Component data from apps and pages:
------------
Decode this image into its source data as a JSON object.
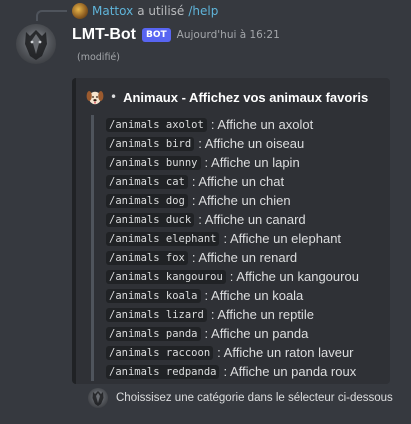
{
  "reply": {
    "username": "Mattox",
    "text": "a utilisé",
    "command": "/help"
  },
  "message": {
    "username": "LMT-Bot",
    "badge": "BOT",
    "timestamp": "Aujourd'hui à 16:21",
    "edited": "(modifié)"
  },
  "embed": {
    "icon": "dog-face-icon",
    "bullet": "•",
    "title": "Animaux - Affichez vos animaux favoris",
    "commands": [
      {
        "cmd": "/animals axolot",
        "desc": ": Affiche un axolot"
      },
      {
        "cmd": "/animals bird",
        "desc": ": Affiche un oiseau"
      },
      {
        "cmd": "/animals bunny",
        "desc": ": Affiche un lapin"
      },
      {
        "cmd": "/animals cat",
        "desc": ": Affiche un chat"
      },
      {
        "cmd": "/animals dog",
        "desc": ": Affiche un chien"
      },
      {
        "cmd": "/animals duck",
        "desc": ": Affiche un canard"
      },
      {
        "cmd": "/animals elephant",
        "desc": ": Affiche un elephant"
      },
      {
        "cmd": "/animals fox",
        "desc": ": Affiche un renard"
      },
      {
        "cmd": "/animals kangourou",
        "desc": ": Affiche un kangourou"
      },
      {
        "cmd": "/animals koala",
        "desc": ": Affiche un koala"
      },
      {
        "cmd": "/animals lizard",
        "desc": ": Affiche un reptile"
      },
      {
        "cmd": "/animals panda",
        "desc": ": Affiche un panda"
      },
      {
        "cmd": "/animals raccoon",
        "desc": ": Affiche un raton laveur"
      },
      {
        "cmd": "/animals redpanda",
        "desc": ": Affiche un panda roux"
      }
    ],
    "footer": "Choissisez une catégorie dans le sélecteur ci-dessous"
  },
  "colors": {
    "background": "#36393f",
    "embed_background": "#2f3136",
    "embed_border": "#202225",
    "bot_badge": "#5865f2",
    "link": "#5fb4d9"
  }
}
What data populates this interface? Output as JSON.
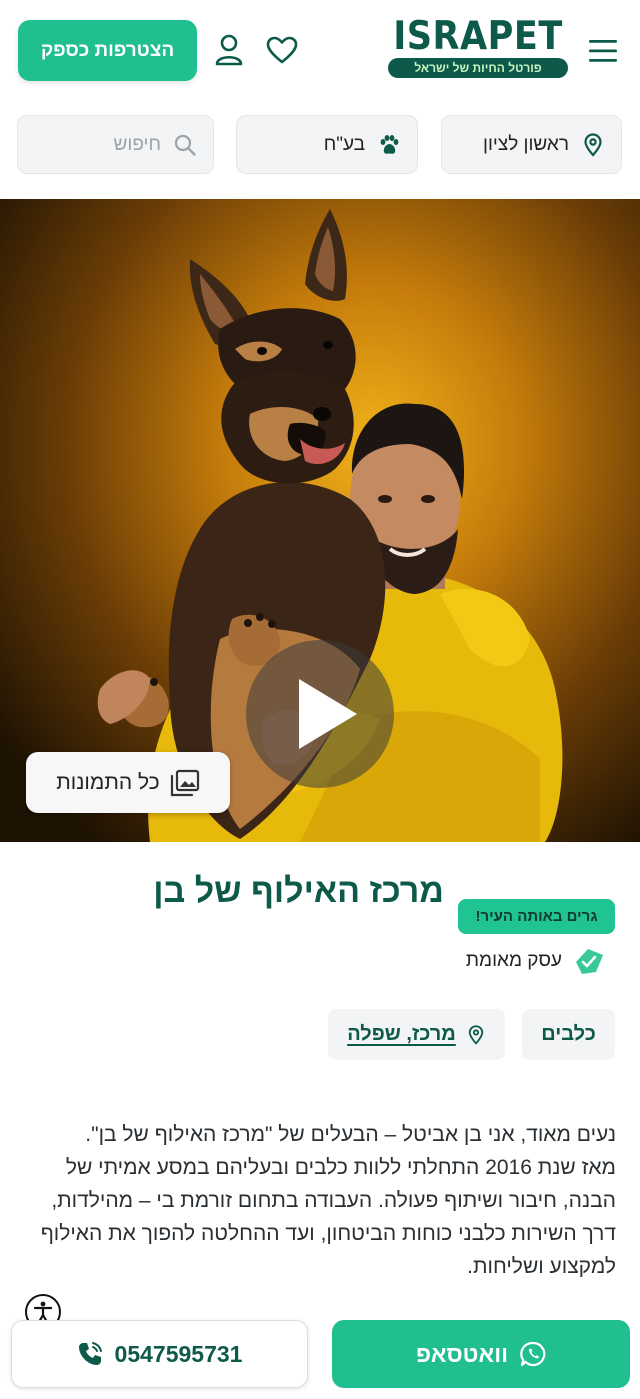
{
  "header": {
    "join_label": "הצטרפות כספק",
    "logo_text": "ISRAPET",
    "logo_tagline": "פורטל החיות של ישראל"
  },
  "filters": {
    "city": "ראשון לציון",
    "category": "בע\"ח",
    "search_placeholder": "חיפוש"
  },
  "hero": {
    "all_photos_label": "כל התמונות"
  },
  "business": {
    "title": "מרכז האילוף של בן",
    "city_badge": "גרים באותה העיר!",
    "verified_label": "עסק מאומת",
    "category_chip": "כלבים",
    "area_chip": "מרכז, שפלה"
  },
  "description": {
    "paragraphs": [
      "נעים מאוד, אני בן אביטל – הבעלים של \"מרכז האילוף של בן\".",
      "מאז שנת 2016 התחלתי ללוות כלבים ובעליהם במסע אמיתי של הבנה, חיבור ושיתוף פעולה. העבודה בתחום זורמת בי – מהילדות, דרך השירות כלבני כוחות הביטחון, ועד ההחלטה להפוך את האילוף למקצוע ושליחות."
    ]
  },
  "actions": {
    "phone": "0547595731",
    "whatsapp_label": "וואטסאפ"
  },
  "colors": {
    "brand_green": "#1fbf8f",
    "dark_green": "#0e5a4a"
  }
}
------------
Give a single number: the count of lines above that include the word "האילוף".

- **RESULT FOR THIS EXERCISE**: 3